He was proactive. He mulled over the experiences of the day with his friends, he asked for their feedback, and he got away from crowds simply to rest with them. We all remember how he was criticized by the Pharisees for being a man who enjoyed good fellowship with food and wine.
Jesus selected priorities for his work. He was single-minded about his mission: love God first, then love your neighbour as yourself. He was always compassionate to strangers in need, as we see in today’s gospel. In caring for others, his first concern was always for the poor, and he prioritized action over words. He conserved his energy, often healing in private or from a distance rather than putting on a show in front of a crowd.
If his message was not welcomed, he moved on. Remember when he sent his disciples out in pairs and told them to shake the dust off their feet if their words were not received? There is no point in arguing with people who don’t want to listen and Jesus didn’t do this. He didn’t waste time but stayed focused on the present task. In all four gospels there are examples of times when he simply slipped away from an unconstructive situation.
He delegated jobs to his friends, even though they weren’t always very good at following instructions or very skillful. He set realistic goals and stuck to them. He wouldn’t be deflected from what he had discerned was his calling.
If Jesus could step back, we certainly can. Remembering that we don’t have to be all things to all people all the time, that we need time to be on our own and be restored, and that we and we alone are responsible for our own tendency to burn-out – these are the things that will keep us sane and healthy in ministry, able to go on loving and bearing fruit.
We need a basket of skills in order to do this.
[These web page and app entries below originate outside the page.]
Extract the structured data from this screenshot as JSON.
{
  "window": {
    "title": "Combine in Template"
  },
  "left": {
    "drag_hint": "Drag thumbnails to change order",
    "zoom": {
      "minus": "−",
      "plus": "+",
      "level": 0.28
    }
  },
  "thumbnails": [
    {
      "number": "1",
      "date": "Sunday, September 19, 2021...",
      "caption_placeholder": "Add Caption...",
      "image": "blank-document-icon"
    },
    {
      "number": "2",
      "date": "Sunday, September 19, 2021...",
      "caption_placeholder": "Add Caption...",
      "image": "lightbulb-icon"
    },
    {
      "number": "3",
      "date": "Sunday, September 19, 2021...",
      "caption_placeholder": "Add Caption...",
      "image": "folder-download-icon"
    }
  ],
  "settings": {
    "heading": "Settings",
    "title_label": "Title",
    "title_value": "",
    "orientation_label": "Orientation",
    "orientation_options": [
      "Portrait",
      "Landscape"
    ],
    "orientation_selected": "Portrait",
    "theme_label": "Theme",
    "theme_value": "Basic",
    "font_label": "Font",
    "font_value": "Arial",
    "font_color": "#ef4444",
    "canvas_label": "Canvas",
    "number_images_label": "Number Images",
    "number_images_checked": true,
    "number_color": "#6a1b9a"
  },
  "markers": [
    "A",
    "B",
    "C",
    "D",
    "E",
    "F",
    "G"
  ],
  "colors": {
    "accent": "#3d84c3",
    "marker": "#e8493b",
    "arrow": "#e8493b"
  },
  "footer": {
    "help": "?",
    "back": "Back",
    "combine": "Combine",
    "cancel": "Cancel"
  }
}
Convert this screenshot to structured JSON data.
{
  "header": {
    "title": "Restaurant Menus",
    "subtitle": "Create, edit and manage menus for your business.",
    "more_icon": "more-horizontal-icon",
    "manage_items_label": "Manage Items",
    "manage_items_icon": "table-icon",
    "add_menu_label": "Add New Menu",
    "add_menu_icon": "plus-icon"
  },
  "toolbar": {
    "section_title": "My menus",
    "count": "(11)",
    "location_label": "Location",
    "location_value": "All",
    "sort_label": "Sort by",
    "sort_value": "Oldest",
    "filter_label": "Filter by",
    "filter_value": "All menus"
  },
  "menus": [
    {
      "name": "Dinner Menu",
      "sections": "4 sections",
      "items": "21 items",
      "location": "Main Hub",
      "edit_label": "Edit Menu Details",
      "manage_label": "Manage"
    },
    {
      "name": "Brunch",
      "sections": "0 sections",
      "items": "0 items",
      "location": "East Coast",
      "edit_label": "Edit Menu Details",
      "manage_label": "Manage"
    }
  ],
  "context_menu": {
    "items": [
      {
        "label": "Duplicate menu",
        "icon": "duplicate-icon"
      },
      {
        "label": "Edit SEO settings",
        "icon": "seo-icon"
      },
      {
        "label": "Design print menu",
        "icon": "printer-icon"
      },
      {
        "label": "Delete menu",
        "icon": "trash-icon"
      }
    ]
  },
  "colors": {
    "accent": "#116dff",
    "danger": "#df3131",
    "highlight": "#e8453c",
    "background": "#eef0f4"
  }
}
We need skills of the body, recognizing that we are responsible for what we eat, how much we exercise and sleep, and how often we make time to relax or do something that pleases or invigorates us.
We need skills of the mind, the sort of skills that management courses often focus on. These include prioritizing, delegating, setting SMART targets, managing our diaries and understanding the difference between urgent and important.
We need skills of the emotions, such as listening skills, keeping a sense of humour, identifying the internal dialogue that we may need to challenge, being assertive but not aggressive, and remembering the Sabbath principle. We need regular days off when we really do shut off from work and refresh ourselves in other ways, rather than trying to be a 24/7 superhero who is indispensable.
And finally we need skills of the spirit. These include recognizing that eternity is in the present moment and we should inhabit it fully and gratefully. They also include being ready to forgive and be forgiven, over and over again, and to accept that God loves me not for what I do but simply because God freely chooses to love me.
Of course sometimes we will get it wrong. We’ll become ill from overwork or from worry about not having work, or we’ll fail to do what we should do, or we’ll simply double-book ourselves and cause offence on all sides. We’ll fall prey, again and again, to whatever our besetting sin is. It is helpful to acknowledge what the destructive patterns are in our own lives. We’ll hurt others, the ones we cherish and the ones we try our best to love for Jesus’ sake.
When we get it wrong, as we will, we must avoid what Wanda Nash calls “destructive rumination”, going over and over in our minds the mess we have made. Instead we just offer our mistakes to God, along with all the other things we can’t fix. We are not indispensable or infallible: only God is. Like the people of Gennesaret, may we recognize at once that Jesus is the one whose touch can bring us healing and whose model of living can bring us into a deep relationship with God.